Alamo Four Star Muzzle Brake
This Christmas give someone a brake. Well, maybe a break, too, but I’m talking about an Alamo Four Star Cowl Induction Brake. I got to test drive a prototype that reset the bar for muzzle brakes. It was the best in the most thorough brake testing I’ve ever witnessed done at the Precision Rifle Blog. And then the inventor, Mark Deros, improved it. If you know someone that wants to shoot fast, stay on target, mitigate recoil or all of the above, pick up a CIB for them. They come in two models, one for 6x/.223/.556 and the other for 6xc/6.5mm/6.0 and .300/.308 starting at $138. It makes a great Christmas tree ornament, too!
Fremont Knives Farson Blade and Hatchet

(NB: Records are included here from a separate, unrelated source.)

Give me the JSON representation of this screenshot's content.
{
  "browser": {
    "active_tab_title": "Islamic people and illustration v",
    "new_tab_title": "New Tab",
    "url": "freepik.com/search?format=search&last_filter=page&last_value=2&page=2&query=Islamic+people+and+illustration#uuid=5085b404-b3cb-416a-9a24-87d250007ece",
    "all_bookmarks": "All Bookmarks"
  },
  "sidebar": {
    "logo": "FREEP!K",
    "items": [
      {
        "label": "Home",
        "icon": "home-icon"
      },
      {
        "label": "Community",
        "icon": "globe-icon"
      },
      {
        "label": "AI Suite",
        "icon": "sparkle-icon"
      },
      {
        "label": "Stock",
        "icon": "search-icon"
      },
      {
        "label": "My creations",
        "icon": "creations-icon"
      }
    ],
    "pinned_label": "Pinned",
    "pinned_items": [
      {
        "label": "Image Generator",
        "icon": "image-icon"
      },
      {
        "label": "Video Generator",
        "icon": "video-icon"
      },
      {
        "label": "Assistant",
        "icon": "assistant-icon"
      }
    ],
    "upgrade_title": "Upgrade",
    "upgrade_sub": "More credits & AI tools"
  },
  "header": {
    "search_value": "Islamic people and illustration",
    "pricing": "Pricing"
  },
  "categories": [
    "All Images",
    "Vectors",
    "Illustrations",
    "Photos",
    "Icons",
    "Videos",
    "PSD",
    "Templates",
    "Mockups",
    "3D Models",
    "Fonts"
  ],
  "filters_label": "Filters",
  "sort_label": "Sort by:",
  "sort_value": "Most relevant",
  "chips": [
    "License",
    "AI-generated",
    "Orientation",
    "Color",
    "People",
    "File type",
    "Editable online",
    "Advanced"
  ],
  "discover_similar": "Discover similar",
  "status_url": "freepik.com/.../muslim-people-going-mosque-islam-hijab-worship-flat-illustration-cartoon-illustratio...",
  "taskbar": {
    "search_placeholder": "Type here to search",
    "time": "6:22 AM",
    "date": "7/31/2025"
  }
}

On one adventure in the Colorado Rocky Mountains my friend Bobby asked my son if he wanted to see how the Indians there would have started a fire. He pulled out a blow torch and lit our campfire. “That’s how they would have done it had a blow torch, anyway,” quipped Bobby. The story of the Farson Blade Survival tool is pretty much the same. A prehistoric cutting tool made of stone was discovered in the Red Desert near Farson, Wyoming. It serves as the inspiration for the Farson Blade. Similarly sized and shaped, the new Farson Blade is clearly how the Indians would have done it had they know how to create bead blasted stainless steel tools. It looks like a tactical pizza cutter, which is a win all by itself, but it’s possible uses are infinite. The sharpened blade portion of this one piece tool is almost eight inches, while the overall length is six inches. This creates a very unique edged tool. With eight feet of paracord wrapped around the handle portion, you have even more options like assembling a makeshift hatchet! It seems that was such an obvious thing to try that Fremont Knives designed a hatchet version around the tool. Would that be called evolution? Both will fit in a stocking! The Farson Blade Survival Tool starts around $40 and goes up with options like carbon steel. The Farson Hatchet is about ten dollars more.